Exercise brief:
How many lines of the data hold the word "title"? State the number and nothing else.

Record extracts:
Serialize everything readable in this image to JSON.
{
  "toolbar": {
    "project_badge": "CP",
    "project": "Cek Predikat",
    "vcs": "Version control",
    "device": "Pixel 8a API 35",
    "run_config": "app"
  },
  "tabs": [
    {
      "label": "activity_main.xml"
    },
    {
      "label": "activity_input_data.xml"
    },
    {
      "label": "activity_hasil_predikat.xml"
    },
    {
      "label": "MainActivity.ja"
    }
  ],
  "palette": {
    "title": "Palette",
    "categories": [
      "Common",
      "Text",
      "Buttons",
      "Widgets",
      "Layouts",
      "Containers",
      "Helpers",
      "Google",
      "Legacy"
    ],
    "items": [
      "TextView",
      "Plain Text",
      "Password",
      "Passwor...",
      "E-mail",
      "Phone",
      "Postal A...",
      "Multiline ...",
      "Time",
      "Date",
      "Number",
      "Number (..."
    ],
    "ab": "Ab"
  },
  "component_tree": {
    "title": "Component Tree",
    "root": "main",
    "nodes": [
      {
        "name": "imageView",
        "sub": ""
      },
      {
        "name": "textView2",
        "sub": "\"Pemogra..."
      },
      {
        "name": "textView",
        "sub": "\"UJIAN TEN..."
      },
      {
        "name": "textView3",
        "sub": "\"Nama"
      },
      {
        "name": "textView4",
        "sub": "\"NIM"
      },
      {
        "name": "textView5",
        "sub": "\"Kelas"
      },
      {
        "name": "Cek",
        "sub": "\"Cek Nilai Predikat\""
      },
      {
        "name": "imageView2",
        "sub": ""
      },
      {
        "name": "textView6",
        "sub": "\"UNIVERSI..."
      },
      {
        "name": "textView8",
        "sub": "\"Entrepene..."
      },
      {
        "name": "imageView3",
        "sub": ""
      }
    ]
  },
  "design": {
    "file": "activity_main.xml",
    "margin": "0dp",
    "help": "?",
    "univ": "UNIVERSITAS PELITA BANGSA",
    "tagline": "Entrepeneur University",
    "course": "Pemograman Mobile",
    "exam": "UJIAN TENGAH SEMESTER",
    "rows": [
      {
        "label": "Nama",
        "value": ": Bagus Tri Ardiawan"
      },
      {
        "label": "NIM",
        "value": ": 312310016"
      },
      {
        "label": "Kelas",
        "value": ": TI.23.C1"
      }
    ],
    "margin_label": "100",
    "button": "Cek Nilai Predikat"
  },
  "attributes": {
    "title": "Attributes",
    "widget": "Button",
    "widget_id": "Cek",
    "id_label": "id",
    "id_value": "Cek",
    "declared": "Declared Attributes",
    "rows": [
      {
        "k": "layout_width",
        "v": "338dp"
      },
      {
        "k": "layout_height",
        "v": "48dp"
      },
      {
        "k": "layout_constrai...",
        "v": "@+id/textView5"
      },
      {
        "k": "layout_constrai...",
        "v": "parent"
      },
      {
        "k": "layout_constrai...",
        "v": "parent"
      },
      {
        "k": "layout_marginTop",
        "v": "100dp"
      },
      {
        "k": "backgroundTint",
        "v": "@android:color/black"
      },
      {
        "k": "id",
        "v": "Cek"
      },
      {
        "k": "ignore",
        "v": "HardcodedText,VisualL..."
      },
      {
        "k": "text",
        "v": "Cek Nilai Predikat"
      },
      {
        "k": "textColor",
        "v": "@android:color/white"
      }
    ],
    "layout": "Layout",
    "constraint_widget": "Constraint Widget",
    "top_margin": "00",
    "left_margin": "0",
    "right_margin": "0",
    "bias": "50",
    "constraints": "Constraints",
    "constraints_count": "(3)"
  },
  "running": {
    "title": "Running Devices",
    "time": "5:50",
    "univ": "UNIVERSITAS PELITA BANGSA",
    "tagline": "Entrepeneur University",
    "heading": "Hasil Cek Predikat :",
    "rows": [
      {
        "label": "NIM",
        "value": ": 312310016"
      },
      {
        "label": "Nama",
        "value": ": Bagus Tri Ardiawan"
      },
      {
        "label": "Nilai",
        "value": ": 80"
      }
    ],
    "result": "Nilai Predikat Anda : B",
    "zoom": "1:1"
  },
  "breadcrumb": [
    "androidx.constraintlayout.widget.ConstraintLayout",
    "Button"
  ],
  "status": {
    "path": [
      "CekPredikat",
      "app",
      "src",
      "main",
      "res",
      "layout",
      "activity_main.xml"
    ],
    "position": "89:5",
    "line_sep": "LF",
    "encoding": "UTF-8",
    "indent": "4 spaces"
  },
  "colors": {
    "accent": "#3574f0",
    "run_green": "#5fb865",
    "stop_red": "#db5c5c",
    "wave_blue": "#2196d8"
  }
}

Task response:
4